:: Assigned task ::
Scan the entries for "screenshot". Every line that holds it is to be copied.
————
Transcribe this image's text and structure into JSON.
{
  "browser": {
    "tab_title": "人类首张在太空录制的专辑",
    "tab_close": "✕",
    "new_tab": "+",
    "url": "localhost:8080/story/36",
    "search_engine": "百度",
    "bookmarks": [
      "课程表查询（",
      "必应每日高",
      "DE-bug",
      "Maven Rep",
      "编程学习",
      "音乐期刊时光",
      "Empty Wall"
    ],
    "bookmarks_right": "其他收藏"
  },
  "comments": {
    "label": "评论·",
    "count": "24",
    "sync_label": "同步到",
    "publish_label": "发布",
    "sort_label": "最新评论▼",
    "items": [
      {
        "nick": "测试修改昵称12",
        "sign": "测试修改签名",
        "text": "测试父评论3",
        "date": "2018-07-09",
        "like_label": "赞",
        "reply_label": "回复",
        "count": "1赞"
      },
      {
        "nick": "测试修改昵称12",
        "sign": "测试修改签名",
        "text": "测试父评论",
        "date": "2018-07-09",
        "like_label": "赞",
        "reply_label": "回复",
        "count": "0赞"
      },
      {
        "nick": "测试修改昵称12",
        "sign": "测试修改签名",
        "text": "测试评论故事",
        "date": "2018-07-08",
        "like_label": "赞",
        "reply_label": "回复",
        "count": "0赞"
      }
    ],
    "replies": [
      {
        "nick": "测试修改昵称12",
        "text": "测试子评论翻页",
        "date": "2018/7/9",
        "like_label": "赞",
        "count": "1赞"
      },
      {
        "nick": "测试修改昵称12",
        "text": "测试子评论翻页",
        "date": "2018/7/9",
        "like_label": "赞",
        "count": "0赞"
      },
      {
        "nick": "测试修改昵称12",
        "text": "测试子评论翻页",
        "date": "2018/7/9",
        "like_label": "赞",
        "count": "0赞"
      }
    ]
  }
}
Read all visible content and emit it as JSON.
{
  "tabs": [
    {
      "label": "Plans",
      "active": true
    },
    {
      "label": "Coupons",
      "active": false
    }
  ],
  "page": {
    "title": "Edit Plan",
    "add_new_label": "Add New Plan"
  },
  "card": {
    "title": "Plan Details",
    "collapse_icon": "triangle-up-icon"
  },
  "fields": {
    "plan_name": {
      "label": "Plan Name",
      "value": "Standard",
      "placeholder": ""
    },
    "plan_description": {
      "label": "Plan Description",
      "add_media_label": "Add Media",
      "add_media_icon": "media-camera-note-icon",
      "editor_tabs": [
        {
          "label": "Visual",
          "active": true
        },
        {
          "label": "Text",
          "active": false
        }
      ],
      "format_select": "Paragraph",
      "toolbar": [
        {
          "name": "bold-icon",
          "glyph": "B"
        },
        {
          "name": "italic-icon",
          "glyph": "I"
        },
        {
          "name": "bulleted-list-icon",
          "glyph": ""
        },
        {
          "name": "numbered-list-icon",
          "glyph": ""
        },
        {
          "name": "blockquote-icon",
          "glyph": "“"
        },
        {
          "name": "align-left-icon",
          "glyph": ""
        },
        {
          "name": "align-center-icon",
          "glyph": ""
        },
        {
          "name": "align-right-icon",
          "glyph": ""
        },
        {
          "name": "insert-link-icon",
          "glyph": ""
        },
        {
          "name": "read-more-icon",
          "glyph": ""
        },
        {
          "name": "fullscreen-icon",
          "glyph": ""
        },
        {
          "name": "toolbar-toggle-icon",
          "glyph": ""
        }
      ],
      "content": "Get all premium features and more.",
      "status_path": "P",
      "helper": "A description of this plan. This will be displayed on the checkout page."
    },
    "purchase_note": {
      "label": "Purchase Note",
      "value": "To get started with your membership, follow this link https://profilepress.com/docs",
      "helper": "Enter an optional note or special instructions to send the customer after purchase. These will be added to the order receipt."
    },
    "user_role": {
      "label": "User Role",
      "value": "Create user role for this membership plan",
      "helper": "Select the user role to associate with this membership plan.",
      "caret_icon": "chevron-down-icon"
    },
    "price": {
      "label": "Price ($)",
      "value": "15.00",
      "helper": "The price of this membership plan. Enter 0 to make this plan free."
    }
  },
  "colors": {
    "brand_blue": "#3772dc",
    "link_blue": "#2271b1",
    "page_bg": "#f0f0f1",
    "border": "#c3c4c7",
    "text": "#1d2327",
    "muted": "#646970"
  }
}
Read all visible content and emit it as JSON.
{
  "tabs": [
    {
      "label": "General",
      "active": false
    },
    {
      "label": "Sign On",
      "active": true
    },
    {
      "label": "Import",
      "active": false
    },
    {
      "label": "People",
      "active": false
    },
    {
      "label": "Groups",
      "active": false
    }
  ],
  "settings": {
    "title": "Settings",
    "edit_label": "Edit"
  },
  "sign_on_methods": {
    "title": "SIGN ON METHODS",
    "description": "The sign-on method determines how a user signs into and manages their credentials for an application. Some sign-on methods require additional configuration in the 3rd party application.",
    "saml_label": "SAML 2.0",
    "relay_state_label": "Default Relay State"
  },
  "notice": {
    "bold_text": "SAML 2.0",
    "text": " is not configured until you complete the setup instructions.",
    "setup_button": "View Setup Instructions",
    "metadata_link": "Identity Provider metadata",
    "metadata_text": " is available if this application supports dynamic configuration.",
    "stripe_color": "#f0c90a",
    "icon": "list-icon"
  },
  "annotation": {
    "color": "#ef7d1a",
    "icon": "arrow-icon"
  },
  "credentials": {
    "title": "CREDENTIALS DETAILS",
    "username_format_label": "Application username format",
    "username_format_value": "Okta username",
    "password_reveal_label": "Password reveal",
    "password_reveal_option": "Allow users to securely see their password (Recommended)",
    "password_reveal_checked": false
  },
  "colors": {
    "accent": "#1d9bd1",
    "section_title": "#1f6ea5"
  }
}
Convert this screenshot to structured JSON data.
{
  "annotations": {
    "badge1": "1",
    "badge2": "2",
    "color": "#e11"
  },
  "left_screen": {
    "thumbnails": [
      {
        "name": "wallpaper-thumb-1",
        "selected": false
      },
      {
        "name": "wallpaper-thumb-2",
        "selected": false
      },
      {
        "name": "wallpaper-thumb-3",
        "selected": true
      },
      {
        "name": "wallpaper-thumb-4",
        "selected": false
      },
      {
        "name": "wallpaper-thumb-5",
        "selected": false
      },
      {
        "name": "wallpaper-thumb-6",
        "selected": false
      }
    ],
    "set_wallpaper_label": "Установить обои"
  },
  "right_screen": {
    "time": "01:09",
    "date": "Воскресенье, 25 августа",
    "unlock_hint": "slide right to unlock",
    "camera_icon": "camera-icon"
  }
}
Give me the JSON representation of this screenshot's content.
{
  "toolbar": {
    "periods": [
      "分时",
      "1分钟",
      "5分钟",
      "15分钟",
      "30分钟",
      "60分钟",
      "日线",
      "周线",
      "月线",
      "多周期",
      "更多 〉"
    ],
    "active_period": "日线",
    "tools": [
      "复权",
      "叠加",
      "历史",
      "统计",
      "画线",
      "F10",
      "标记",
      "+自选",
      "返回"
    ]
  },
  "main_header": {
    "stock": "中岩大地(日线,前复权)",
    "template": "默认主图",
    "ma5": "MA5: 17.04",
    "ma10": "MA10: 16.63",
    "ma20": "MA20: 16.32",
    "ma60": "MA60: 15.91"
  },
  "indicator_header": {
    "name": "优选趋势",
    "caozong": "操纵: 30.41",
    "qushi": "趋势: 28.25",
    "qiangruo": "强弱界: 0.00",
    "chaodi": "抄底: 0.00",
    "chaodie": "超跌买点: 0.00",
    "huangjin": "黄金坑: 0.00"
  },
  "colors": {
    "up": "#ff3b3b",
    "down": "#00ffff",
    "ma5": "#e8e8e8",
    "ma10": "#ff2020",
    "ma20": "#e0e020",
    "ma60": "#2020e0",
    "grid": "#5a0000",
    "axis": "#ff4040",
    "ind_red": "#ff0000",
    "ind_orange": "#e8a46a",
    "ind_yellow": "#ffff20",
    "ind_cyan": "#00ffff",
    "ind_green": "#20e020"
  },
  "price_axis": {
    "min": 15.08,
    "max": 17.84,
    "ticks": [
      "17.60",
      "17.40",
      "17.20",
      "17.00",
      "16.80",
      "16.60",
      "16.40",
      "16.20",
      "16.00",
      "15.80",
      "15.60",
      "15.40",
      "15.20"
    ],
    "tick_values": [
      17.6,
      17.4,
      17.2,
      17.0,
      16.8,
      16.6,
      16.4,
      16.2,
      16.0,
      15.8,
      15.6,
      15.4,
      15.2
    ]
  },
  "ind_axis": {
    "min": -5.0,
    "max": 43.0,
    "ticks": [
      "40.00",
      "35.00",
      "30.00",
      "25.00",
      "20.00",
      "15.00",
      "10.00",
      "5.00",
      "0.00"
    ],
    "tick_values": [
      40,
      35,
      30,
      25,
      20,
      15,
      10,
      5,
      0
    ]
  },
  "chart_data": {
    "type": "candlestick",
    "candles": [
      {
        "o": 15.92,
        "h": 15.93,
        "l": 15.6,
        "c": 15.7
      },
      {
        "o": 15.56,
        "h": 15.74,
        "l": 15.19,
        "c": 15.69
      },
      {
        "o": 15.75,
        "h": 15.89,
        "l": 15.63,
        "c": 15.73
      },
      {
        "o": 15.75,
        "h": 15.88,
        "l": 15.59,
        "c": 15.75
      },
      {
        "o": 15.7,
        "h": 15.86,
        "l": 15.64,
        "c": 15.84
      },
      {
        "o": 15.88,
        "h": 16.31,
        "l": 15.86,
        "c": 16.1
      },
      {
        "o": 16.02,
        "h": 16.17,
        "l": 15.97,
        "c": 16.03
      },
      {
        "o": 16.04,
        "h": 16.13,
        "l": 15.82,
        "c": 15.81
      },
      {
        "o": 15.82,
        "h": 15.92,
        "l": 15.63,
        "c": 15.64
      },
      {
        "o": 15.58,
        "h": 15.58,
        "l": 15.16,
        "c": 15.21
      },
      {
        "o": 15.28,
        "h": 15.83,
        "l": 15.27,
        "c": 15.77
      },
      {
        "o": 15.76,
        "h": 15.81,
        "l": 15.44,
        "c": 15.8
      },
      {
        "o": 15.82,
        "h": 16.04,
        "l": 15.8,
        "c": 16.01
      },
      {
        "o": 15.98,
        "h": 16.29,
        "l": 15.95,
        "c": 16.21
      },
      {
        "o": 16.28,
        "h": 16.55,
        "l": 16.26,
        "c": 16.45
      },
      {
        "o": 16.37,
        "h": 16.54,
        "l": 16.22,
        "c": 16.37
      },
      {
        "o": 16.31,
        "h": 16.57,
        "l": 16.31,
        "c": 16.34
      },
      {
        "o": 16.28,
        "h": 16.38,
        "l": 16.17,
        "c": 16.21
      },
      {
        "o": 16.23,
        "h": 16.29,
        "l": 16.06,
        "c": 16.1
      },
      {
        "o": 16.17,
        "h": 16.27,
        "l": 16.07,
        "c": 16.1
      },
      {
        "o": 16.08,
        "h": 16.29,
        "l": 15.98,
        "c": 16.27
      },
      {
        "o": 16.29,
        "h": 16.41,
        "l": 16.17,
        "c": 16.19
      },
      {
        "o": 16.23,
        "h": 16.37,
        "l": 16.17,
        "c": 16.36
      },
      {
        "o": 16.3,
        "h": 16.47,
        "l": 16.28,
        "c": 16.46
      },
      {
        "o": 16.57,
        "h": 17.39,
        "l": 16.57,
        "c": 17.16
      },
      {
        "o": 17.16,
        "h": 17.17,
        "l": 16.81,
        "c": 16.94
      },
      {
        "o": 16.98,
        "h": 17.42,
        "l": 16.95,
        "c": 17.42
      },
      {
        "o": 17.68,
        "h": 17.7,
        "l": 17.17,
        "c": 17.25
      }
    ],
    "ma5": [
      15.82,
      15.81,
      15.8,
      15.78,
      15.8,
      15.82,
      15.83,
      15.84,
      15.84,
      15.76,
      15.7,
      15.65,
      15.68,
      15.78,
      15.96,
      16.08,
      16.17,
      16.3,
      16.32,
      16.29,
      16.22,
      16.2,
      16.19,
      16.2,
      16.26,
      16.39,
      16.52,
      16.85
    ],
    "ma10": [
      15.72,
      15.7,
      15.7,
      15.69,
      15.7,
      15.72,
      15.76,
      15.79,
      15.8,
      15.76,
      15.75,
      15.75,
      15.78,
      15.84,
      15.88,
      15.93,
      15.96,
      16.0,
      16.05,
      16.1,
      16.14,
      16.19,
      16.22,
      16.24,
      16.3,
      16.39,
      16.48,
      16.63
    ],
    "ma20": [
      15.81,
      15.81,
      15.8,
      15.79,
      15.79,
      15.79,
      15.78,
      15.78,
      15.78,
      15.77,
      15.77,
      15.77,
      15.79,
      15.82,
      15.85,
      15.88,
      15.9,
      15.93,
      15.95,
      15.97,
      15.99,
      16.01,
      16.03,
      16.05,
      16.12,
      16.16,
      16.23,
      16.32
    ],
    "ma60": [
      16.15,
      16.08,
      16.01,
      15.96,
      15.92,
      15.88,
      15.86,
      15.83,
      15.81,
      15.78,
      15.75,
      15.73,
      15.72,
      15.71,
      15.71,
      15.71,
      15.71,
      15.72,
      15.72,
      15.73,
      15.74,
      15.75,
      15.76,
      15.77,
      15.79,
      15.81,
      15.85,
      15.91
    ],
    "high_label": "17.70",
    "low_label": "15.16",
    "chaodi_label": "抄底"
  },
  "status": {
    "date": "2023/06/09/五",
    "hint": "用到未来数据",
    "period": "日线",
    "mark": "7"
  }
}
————
:: Result ::
Convert this screenshot to structured JSON data.
Give me the JSON representation of this screenshot's content.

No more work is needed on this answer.